We are all on a level playing field.  The search for a moral highground is like looking for the Holy Grail.  All that each person can do is simply to do the best that they can at any given point in time. Sometimes their best may not be all that “good”, whether the person has had moments of enlightenment or not.  Yet to judge ourselves against others only separates us further from others, which leads to an Us and Them mentality, in which horrendous things can occur such as war.

Surely we need morals to follow, else anarchy would reign?  For the most part, most people naturally want to do “good”.  Morals are constantly changing as well, as are opinions – else women would still be the property of their husbands, African Americans would still be relegated to the back of the bus and Britain would be ruled by the Christian Church. Trying to gain the moral highground on a level playing field just doesn’t work – you’d simply be jumping up and down trying to get above everyone else, and yet gravity would bring you back down each time.

Realising that no one is better than anyone else is the key to living a happier life, for you and everyone around you.  People who think that they are better may fall into destructive patterns.  They may not realise that by blowing out someone else’s candle, it doesn’t make theirs burn all the brighter.

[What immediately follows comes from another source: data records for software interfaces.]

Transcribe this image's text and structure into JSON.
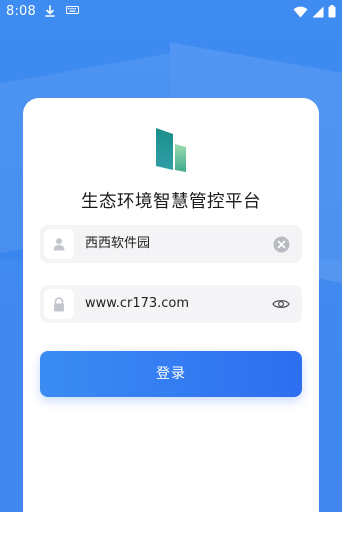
{
  "status_bar": {
    "time": "8:08",
    "left_icons": [
      "download-icon",
      "keyboard-icon"
    ],
    "right_icons": [
      "wifi-icon",
      "signal-icon",
      "battery-icon"
    ]
  },
  "app": {
    "title": "生态环境智慧管控平台",
    "logo_icon": "app-logo-icon"
  },
  "form": {
    "username": {
      "value": "西西软件园",
      "leading_icon": "user-icon",
      "trailing_icon": "clear-icon"
    },
    "password": {
      "value": "www.cr173.com",
      "leading_icon": "lock-icon",
      "trailing_icon": "eye-icon"
    },
    "login_label": "登录"
  },
  "colors": {
    "background_blue": "#3a86ef",
    "button_start": "#3a8cf3",
    "button_end": "#2e6ef0",
    "field_bg": "#f4f4f6",
    "logo_teal": "#1d8f8f",
    "logo_green": "#7fcf9a"
  }
}
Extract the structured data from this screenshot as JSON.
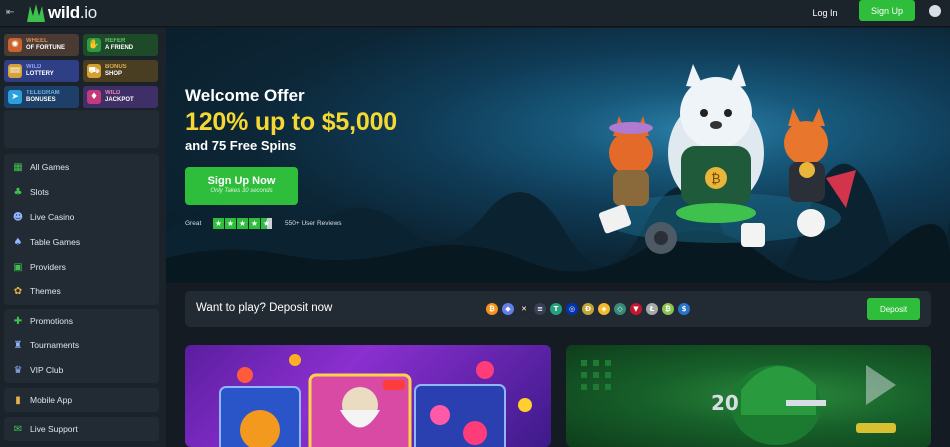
{
  "header": {
    "brand": "wild",
    "brand_suffix": ".io",
    "login_label": "Log In",
    "signup_label": "Sign Up"
  },
  "sidebar": {
    "promos": [
      {
        "line1": "Wheel",
        "line2": "of Fortune",
        "icon": "wheel-icon",
        "color": "#4a3a34"
      },
      {
        "line1": "Refer",
        "line2": "a Friend",
        "icon": "handshake-icon",
        "color": "#1f4a2a"
      },
      {
        "line1": "Wild",
        "line2": "Lottery",
        "icon": "lottery-icon",
        "color": "#2f3f86"
      },
      {
        "line1": "Bonus",
        "line2": "Shop",
        "icon": "shop-icon",
        "color": "#4a3e22"
      },
      {
        "line1": "Telegram",
        "line2": "Bonuses",
        "icon": "telegram-icon",
        "color": "#1e3f67"
      },
      {
        "line1": "Wild",
        "line2": "Jackpot",
        "icon": "jackpot-icon",
        "color": "#3e2f66"
      }
    ],
    "nav_group_1": [
      {
        "label": "All Games",
        "icon": "grid-icon"
      },
      {
        "label": "Slots",
        "icon": "slots-icon"
      },
      {
        "label": "Live Casino",
        "icon": "live-casino-icon"
      },
      {
        "label": "Table Games",
        "icon": "table-games-icon"
      },
      {
        "label": "Providers",
        "icon": "providers-icon"
      },
      {
        "label": "Themes",
        "icon": "themes-icon"
      }
    ],
    "nav_group_2": [
      {
        "label": "Promotions",
        "icon": "gift-icon"
      },
      {
        "label": "Tournaments",
        "icon": "trophy-icon"
      },
      {
        "label": "VIP Club",
        "icon": "vip-icon"
      }
    ],
    "mobile_app": {
      "label": "Mobile App",
      "icon": "mobile-icon"
    },
    "live_support": {
      "label": "Live Support",
      "icon": "support-icon"
    }
  },
  "hero": {
    "title": "Welcome Offer",
    "amount": "120% up to $5,000",
    "spins": "and 75 Free Spins",
    "cta_label": "Sign Up Now",
    "cta_sub": "Only Takes 30 seconds",
    "rating_word": "Great",
    "rating_stars": 4.5,
    "reviews_text": "550+ User Reviews"
  },
  "deposit": {
    "text": "Want to play? Deposit now",
    "button_label": "Deposit",
    "coins": [
      {
        "name": "bitcoin-icon",
        "color": "#f7931a",
        "glyph": "₿"
      },
      {
        "name": "ethereum-icon",
        "color": "#627eea",
        "glyph": "◆"
      },
      {
        "name": "xrp-icon",
        "color": "#23292f",
        "glyph": "✕"
      },
      {
        "name": "solana-icon",
        "color": "#3a3f55",
        "glyph": "≡"
      },
      {
        "name": "tether-icon",
        "color": "#26a17b",
        "glyph": "T"
      },
      {
        "name": "cardano-icon",
        "color": "#0033ad",
        "glyph": "◎"
      },
      {
        "name": "dogecoin-icon",
        "color": "#c2a633",
        "glyph": "Ð"
      },
      {
        "name": "bnb-icon",
        "color": "#f3ba2f",
        "glyph": "◈"
      },
      {
        "name": "toncoin-icon",
        "color": "#3a8a78",
        "glyph": "◇"
      },
      {
        "name": "tron-icon",
        "color": "#c4172e",
        "glyph": "▼"
      },
      {
        "name": "litecoin-icon",
        "color": "#a6a9aa",
        "glyph": "Ł"
      },
      {
        "name": "bitcoin-cash-icon",
        "color": "#8dc351",
        "glyph": "₿"
      },
      {
        "name": "usdc-icon",
        "color": "#2775ca",
        "glyph": "$"
      }
    ]
  }
}
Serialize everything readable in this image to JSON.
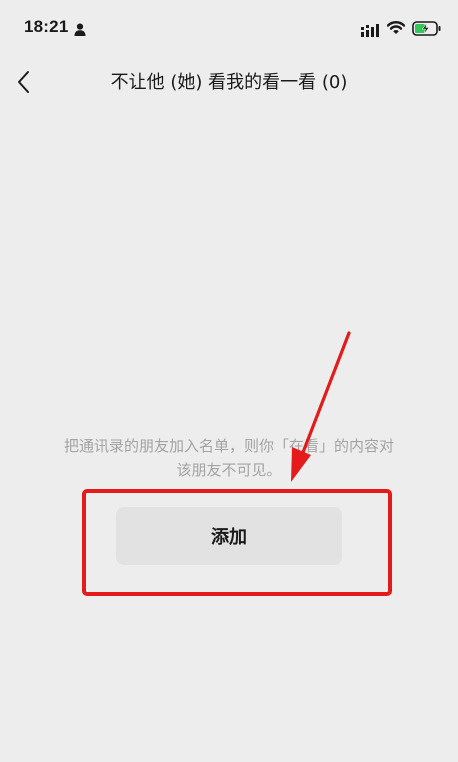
{
  "status_bar": {
    "time": "18:21",
    "icons": [
      "person-icon",
      "cellular-signal-icon",
      "wifi-icon",
      "battery-charging-icon"
    ]
  },
  "nav": {
    "back_icon": "chevron-left-icon",
    "title": "不让他 (她) 看我的看一看 (0)"
  },
  "hint": {
    "line1": "把通讯录的朋友加入名单，则你「在看」的内容对",
    "line2": "该朋友不可见。"
  },
  "add_button": {
    "label": "添加"
  },
  "annotation": {
    "color": "#e51b1b"
  },
  "colors": {
    "background": "#ededed",
    "button_bg": "#e2e2e2",
    "hint_text": "#a3a3a3",
    "battery_fill": "#34c759"
  }
}
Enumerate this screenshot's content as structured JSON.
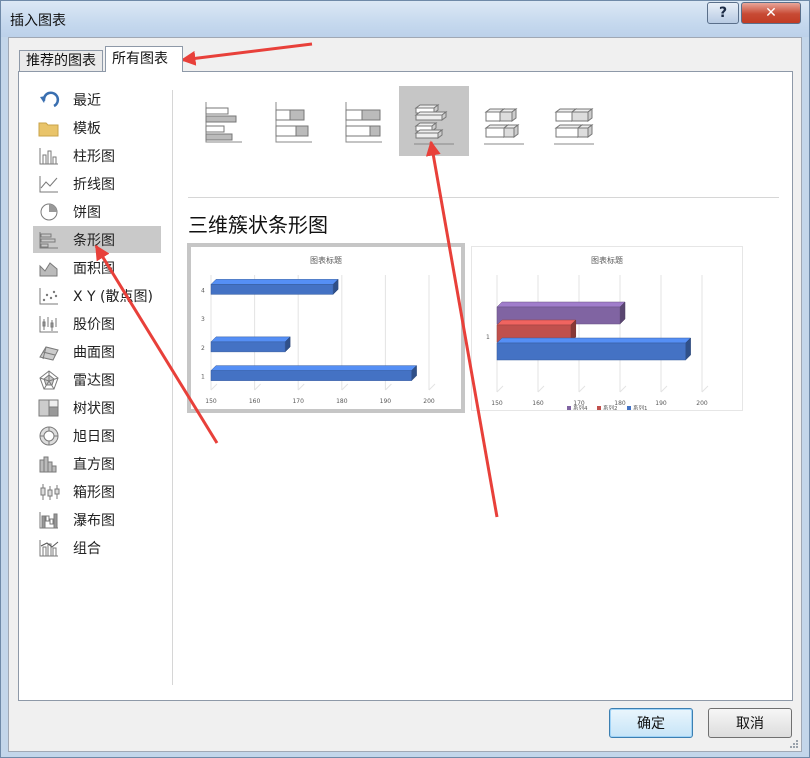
{
  "window": {
    "title": "插入图表",
    "help_label": "?",
    "close_label": "✕"
  },
  "tabs": [
    {
      "label": "推荐的图表"
    },
    {
      "label": "所有图表"
    }
  ],
  "categories": [
    {
      "label": "最近",
      "icon": "undo-arrow-icon"
    },
    {
      "label": "模板",
      "icon": "folder-icon"
    },
    {
      "label": "柱形图",
      "icon": "column-chart-icon"
    },
    {
      "label": "折线图",
      "icon": "line-chart-icon"
    },
    {
      "label": "饼图",
      "icon": "pie-chart-icon"
    },
    {
      "label": "条形图",
      "icon": "bar-chart-icon",
      "selected": true
    },
    {
      "label": "面积图",
      "icon": "area-chart-icon"
    },
    {
      "label": "X Y (散点图)",
      "icon": "scatter-chart-icon"
    },
    {
      "label": "股价图",
      "icon": "stock-chart-icon"
    },
    {
      "label": "曲面图",
      "icon": "surface-chart-icon"
    },
    {
      "label": "雷达图",
      "icon": "radar-chart-icon"
    },
    {
      "label": "树状图",
      "icon": "treemap-chart-icon"
    },
    {
      "label": "旭日图",
      "icon": "sunburst-chart-icon"
    },
    {
      "label": "直方图",
      "icon": "histogram-chart-icon"
    },
    {
      "label": "箱形图",
      "icon": "box-whisker-chart-icon"
    },
    {
      "label": "瀑布图",
      "icon": "waterfall-chart-icon"
    },
    {
      "label": "组合",
      "icon": "combo-chart-icon"
    }
  ],
  "subtype_icons": [
    "clustered-bar-icon",
    "stacked-bar-icon",
    "percent-stacked-bar-icon",
    "3d-clustered-bar-icon",
    "3d-stacked-bar-icon",
    "3d-percent-stacked-bar-icon"
  ],
  "selected_subtype": 3,
  "subtype_heading": "三维簇状条形图",
  "buttons": {
    "ok": "确定",
    "cancel": "取消"
  },
  "colors": {
    "series1": "#4472c4",
    "series2": "#c0504d",
    "series4": "#8064a2",
    "selection": "#c6c6c6",
    "annotation_arrow": "#e8403a"
  },
  "chart_data": [
    {
      "type": "bar",
      "title": "图表标题",
      "categories": [
        "1",
        "2",
        "3",
        "4"
      ],
      "values": [
        196,
        167,
        null,
        178
      ],
      "xlim": [
        150,
        200
      ],
      "xticks": [
        "150",
        "160",
        "170",
        "180",
        "190",
        "200"
      ]
    },
    {
      "type": "bar",
      "title": "图表标题",
      "categories": [
        "1"
      ],
      "series": [
        {
          "name": "系列4",
          "values": [
            180
          ]
        },
        {
          "name": "系列2",
          "values": [
            168
          ]
        },
        {
          "name": "系列1",
          "values": [
            196
          ]
        }
      ],
      "legend": [
        "系列4",
        "系列2",
        "系列1"
      ],
      "xlim": [
        150,
        200
      ],
      "xticks": [
        "150",
        "160",
        "170",
        "180",
        "190",
        "200"
      ]
    }
  ]
}
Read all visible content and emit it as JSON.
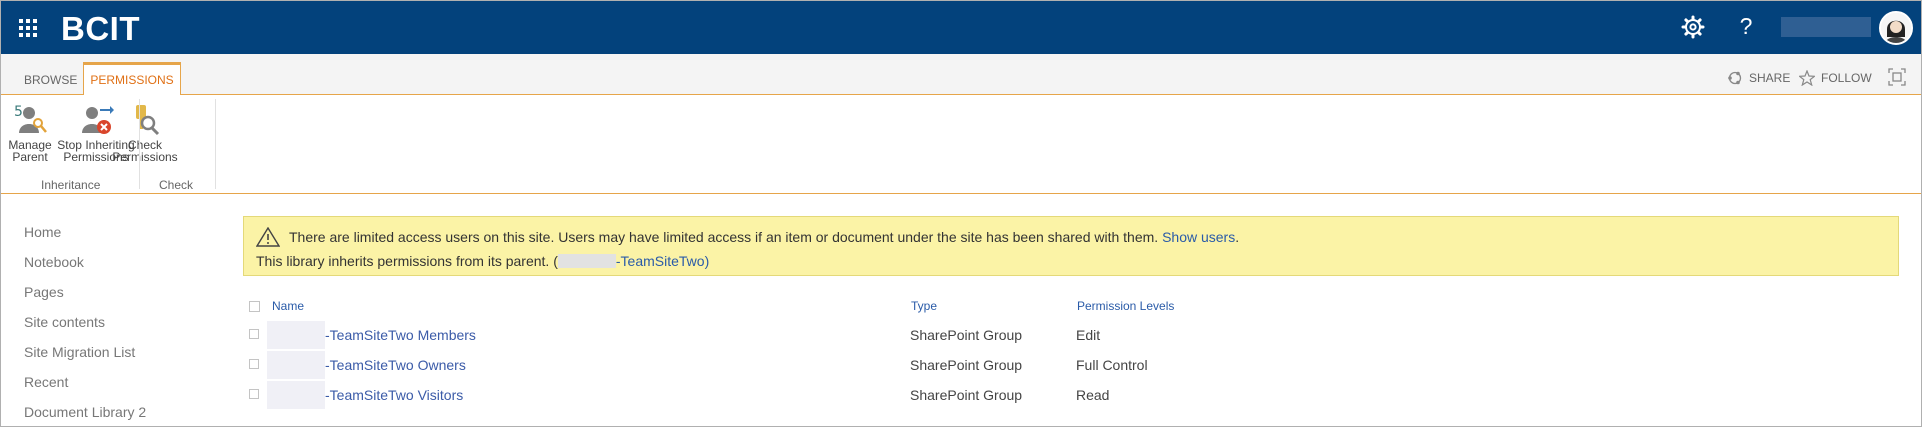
{
  "suite": {
    "brand": "BCIT",
    "help_glyph": "?",
    "icons": [
      "waffle-icon",
      "gear-icon",
      "help-icon",
      "avatar"
    ]
  },
  "tabs": {
    "browse": "BROWSE",
    "permissions": "PERMISSIONS"
  },
  "actions": {
    "share": "SHARE",
    "follow": "FOLLOW"
  },
  "ribbon": {
    "manage_parent": [
      "Manage",
      "Parent"
    ],
    "stop_inheriting": [
      "Stop Inheriting",
      "Permissions"
    ],
    "check_permissions": [
      "Check",
      "Permissions"
    ],
    "group_inheritance": "Inheritance",
    "group_check": "Check"
  },
  "nav": {
    "items": [
      "Home",
      "Notebook",
      "Pages",
      "Site contents",
      "Site Migration List",
      "Recent",
      "Document Library 2"
    ]
  },
  "banner": {
    "line1": "There are limited access users on this site. Users may have limited access if an item or document under the site has been shared with them.",
    "show_users": "Show users",
    "line1_end": ".",
    "line2_prefix": "This library inherits permissions from its parent. (",
    "parent_link": "-TeamSiteTwo)"
  },
  "table": {
    "headers": {
      "name": "Name",
      "type": "Type",
      "levels": "Permission Levels"
    },
    "rows": [
      {
        "name": "-TeamSiteTwo Members",
        "type": "SharePoint Group",
        "level": "Edit"
      },
      {
        "name": "-TeamSiteTwo Owners",
        "type": "SharePoint Group",
        "level": "Full Control"
      },
      {
        "name": "-TeamSiteTwo Visitors",
        "type": "SharePoint Group",
        "level": "Read"
      }
    ]
  },
  "colors": {
    "suitebar": "#03427c",
    "accent": "#e07015",
    "link": "#2a5ba8",
    "banner": "#fbf3a6"
  }
}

Yet there is nothing wrong with living a life of discipline, and of trying to better oneself – to be more aware of one’s own patterns of behaviour.  If we accept that we are only doing the best we can at this point in time, there’s nothing to say that we can’t do better in the future. But we shouldn’t strive to do or be better than other people.  The work should be done on ourselves, with the realisation that the thinking behind “I am better than her” does not make you better, and can, indeed, make you worse.  It is simply putting one’s self onto a pedestal to gain the moral highground, and anyone can fall off the pedestal easily.  I know that the next time I find myself thinking that, I am going to step off my pedestal and get back to the level playing field, where I can look everyone in the eye and see that we are only doing as we can, and just to do the best that I personally can, which is no better than anyone around me.